**Your objective**
Every entry that follows is to be duplicated exactly.

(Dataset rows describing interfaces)

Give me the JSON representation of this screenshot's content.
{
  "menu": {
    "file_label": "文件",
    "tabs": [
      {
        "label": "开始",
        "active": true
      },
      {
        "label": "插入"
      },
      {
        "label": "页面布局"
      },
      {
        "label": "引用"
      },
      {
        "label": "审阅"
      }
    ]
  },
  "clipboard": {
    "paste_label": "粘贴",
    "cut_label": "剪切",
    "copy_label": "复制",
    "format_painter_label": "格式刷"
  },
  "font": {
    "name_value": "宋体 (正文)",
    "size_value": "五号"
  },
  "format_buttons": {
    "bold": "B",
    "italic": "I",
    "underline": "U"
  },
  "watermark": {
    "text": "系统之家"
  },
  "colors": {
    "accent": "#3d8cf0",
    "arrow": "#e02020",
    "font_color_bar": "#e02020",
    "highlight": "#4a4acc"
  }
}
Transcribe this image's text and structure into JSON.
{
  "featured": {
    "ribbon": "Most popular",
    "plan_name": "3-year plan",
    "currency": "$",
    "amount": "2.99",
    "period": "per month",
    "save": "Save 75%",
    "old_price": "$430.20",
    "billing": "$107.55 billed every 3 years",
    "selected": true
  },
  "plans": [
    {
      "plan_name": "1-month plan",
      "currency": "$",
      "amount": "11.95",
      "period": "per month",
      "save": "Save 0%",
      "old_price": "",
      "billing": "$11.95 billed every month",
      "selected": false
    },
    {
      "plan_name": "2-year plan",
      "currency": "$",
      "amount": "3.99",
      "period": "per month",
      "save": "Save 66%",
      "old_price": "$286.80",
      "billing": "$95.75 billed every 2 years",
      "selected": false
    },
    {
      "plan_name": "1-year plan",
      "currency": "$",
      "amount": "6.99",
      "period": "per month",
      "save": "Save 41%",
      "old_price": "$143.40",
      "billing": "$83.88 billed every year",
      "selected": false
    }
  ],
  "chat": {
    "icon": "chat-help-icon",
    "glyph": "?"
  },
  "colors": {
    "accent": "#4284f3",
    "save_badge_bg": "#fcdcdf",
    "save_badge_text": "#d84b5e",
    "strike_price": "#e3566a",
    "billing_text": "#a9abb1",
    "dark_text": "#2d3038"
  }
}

**Response**
Give me the JSON representation of this screenshot's content.
{
  "menu": {
    "file_label": "文件",
    "tabs": [
      {
        "label": "开始",
        "active": true
      },
      {
        "label": "插入"
      },
      {
        "label": "页面布局"
      },
      {
        "label": "引用"
      },
      {
        "label": "审阅"
      }
    ]
  },
  "clipboard": {
    "paste_label": "粘贴",
    "cut_label": "剪切",
    "copy_label": "复制",
    "format_painter_label": "格式刷"
  },
  "font": {
    "name_value": "宋体 (正文)",
    "size_value": "五号"
  },
  "format_buttons": {
    "bold": "B",
    "italic": "I",
    "underline": "U"
  },
  "watermark": {
    "text": "系统之家"
  },
  "colors": {
    "accent": "#3d8cf0",
    "arrow": "#e02020",
    "font_color_bar": "#e02020",
    "highlight": "#4a4acc"
  }
}
Transcribe this image's text and structure into JSON.
{
  "featured": {
    "ribbon": "Most popular",
    "plan_name": "3-year plan",
    "currency": "$",
    "amount": "2.99",
    "period": "per month",
    "save": "Save 75%",
    "old_price": "$430.20",
    "billing": "$107.55 billed every 3 years",
    "selected": true
  },
  "plans": [
    {
      "plan_name": "1-month plan",
      "currency": "$",
      "amount": "11.95",
      "period": "per month",
      "save": "Save 0%",
      "old_price": "",
      "billing": "$11.95 billed every month",
      "selected": false
    },
    {
      "plan_name": "2-year plan",
      "currency": "$",
      "amount": "3.99",
      "period": "per month",
      "save": "Save 66%",
      "old_price": "$286.80",
      "billing": "$95.75 billed every 2 years",
      "selected": false
    },
    {
      "plan_name": "1-year plan",
      "currency": "$",
      "amount": "6.99",
      "period": "per month",
      "save": "Save 41%",
      "old_price": "$143.40",
      "billing": "$83.88 billed every year",
      "selected": false
    }
  ],
  "chat": {
    "icon": "chat-help-icon",
    "glyph": "?"
  },
  "colors": {
    "accent": "#4284f3",
    "save_badge_bg": "#fcdcdf",
    "save_badge_text": "#d84b5e",
    "strike_price": "#e3566a",
    "billing_text": "#a9abb1",
    "dark_text": "#2d3038"
  }
}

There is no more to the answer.